Govt must diffuse rising political, economic anger
THE rising political and economic anger which is beginning to manifest itself in protests such as the ‘shutdown China Town’ need urgent intervention which could be through dialogue with political leaders and activist groups.
We say so bearing in mind the implications of such anger, which could, if not well managed, degenerate into something bigger than what we are witnessing today.
Already in a space of seven days, we have seen the arrest of the Affirmative Repositioning Movement’s Dimbulukeni Nauyoma and Namibian Economic Freedom Fighters member Michael Amushelelo among others, teargassing and rubber bullet usage by the Namibian police and a recurrent shutdown China Town protest.
This amplifies what we have seen in the past weeks where black economic emancipation associations, the Black Business Leadership Network of Namibia (BBLNN) and Northern Local Business Association (NALOBA) have been formed making the anger and frustration around the Namibian economy even heard much louder.
What we have seen and what authorities have to understand is that political anger lowers citizens’ trust in the national government, causing people to view it with hostility, skepticism and outright contempt. Due to the increasingly national focus of politics, that anger is often directed at President Hage Geingob’s administration which plunges investor confidence in Namibia.
It also creates a governance problem, as previous reports have demonstrated, trust facilitates bipartisan lawmaking and support for social welfare programmes that seek to make society more equitable, among other policies.
Namibians’ trust in government has been declining for some time now and this is not being addressed as aggressively as it should be by a caring government.

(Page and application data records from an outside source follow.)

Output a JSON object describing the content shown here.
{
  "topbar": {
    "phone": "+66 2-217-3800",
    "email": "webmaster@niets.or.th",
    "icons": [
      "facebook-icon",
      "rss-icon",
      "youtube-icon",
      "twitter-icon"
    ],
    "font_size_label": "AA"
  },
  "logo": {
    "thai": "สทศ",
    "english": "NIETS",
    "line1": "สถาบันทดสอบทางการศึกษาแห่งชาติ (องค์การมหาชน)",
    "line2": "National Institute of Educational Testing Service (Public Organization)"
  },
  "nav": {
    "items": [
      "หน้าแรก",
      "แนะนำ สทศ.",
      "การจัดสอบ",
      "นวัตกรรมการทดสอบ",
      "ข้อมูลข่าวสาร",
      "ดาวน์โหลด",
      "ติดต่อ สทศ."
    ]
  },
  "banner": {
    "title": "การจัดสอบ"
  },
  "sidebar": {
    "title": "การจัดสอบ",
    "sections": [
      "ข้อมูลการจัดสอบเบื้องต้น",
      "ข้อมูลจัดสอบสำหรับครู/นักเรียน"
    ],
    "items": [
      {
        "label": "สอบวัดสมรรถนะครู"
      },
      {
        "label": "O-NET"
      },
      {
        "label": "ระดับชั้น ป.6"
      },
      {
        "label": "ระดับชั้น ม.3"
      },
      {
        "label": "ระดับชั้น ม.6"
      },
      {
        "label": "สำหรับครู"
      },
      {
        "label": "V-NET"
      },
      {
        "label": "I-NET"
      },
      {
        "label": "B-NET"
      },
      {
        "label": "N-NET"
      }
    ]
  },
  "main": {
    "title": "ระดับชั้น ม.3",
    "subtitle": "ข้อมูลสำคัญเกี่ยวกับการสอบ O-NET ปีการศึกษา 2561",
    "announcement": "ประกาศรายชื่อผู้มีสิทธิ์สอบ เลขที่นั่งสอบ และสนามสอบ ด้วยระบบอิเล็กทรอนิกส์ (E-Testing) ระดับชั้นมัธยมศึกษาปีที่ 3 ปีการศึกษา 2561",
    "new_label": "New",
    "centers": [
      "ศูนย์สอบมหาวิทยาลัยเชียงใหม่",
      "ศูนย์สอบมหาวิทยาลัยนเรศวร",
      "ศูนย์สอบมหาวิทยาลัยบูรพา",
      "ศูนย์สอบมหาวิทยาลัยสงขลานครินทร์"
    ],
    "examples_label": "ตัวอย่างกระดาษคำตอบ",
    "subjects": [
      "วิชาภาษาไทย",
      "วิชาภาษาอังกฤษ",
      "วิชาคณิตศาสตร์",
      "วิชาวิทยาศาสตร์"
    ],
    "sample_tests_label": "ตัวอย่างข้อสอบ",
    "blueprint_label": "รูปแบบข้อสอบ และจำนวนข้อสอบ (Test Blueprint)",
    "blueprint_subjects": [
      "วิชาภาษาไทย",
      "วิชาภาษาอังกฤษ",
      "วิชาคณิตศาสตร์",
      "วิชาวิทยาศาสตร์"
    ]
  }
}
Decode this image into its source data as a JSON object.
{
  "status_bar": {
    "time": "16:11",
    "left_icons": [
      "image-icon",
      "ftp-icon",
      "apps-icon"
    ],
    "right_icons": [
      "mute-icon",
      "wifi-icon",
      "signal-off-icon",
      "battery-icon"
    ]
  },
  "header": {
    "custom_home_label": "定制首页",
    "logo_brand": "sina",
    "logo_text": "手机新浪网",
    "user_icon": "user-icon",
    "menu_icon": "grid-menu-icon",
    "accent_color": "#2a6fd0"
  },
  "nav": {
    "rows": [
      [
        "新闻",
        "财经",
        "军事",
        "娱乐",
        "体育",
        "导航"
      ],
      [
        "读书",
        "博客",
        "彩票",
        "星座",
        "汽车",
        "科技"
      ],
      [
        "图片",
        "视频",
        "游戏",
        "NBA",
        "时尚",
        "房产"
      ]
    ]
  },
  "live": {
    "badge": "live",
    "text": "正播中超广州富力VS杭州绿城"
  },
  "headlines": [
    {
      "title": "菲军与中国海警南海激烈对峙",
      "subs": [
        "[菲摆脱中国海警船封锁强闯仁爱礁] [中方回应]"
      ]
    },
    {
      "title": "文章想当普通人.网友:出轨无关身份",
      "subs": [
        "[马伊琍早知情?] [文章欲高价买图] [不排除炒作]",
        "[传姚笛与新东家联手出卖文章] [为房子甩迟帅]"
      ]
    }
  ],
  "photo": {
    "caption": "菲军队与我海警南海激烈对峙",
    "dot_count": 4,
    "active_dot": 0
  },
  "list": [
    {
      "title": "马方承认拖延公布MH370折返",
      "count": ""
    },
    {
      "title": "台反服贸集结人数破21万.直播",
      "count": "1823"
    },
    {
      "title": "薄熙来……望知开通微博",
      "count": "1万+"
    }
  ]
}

The declining trust has also been exacerbated by various questionable actions by government agencies such as the destruction of N$5 million worth of counterfeits good by Namra recently and the contentious FIMA bill which was outrightly rejected by the public in recent weeks.
Angry people tend to negatively judge the source of their anger. So when politicians continually label each other with crude epithets and infuriate people by taking – or not taking – certain actions, the public responds by lowering their evaluations of government.
Eventually, and as we see more and more in this day, they question what government is even capable of.
All in all anger is corrosive.
It diminishes the quality of Namibian democracy well after the politicians who used anger as a campaign strategy have won and left office. We thus are of the same view as opposition leader, McHenry Venaani who has in the past week called for the Prime Minister to bring the minority parties together for dialogue reminding us of what such isolated incidences did to Tunisia.